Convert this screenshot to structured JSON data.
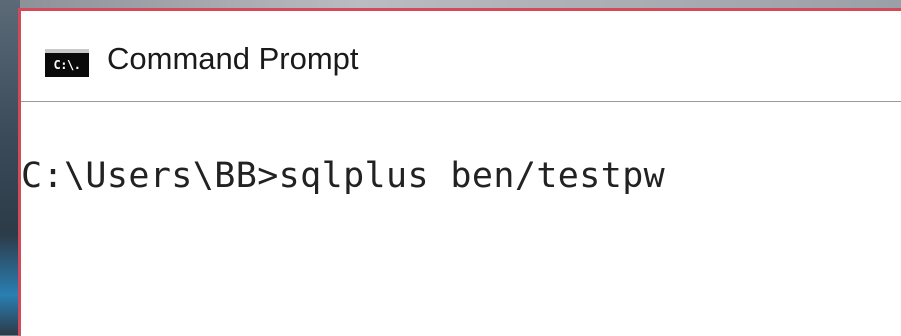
{
  "window": {
    "title": "Command Prompt",
    "icon": "cmd-icon",
    "icon_label": "C:\\."
  },
  "console": {
    "lines": [
      "C:\\Users\\BB>sqlplus ben/testpw"
    ]
  },
  "colors": {
    "window_border": "#d24a5a",
    "console_background": "#ffffff",
    "console_text": "#222222"
  }
}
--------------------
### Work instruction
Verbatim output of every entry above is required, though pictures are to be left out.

### Answer area
Convert this screenshot to structured JSON data.
{
  "window": {
    "title": "Command Prompt",
    "icon": "cmd-icon",
    "icon_label": "C:\\."
  },
  "console": {
    "lines": [
      "C:\\Users\\BB>sqlplus ben/testpw"
    ]
  },
  "colors": {
    "window_border": "#d24a5a",
    "console_background": "#ffffff",
    "console_text": "#222222"
  }
}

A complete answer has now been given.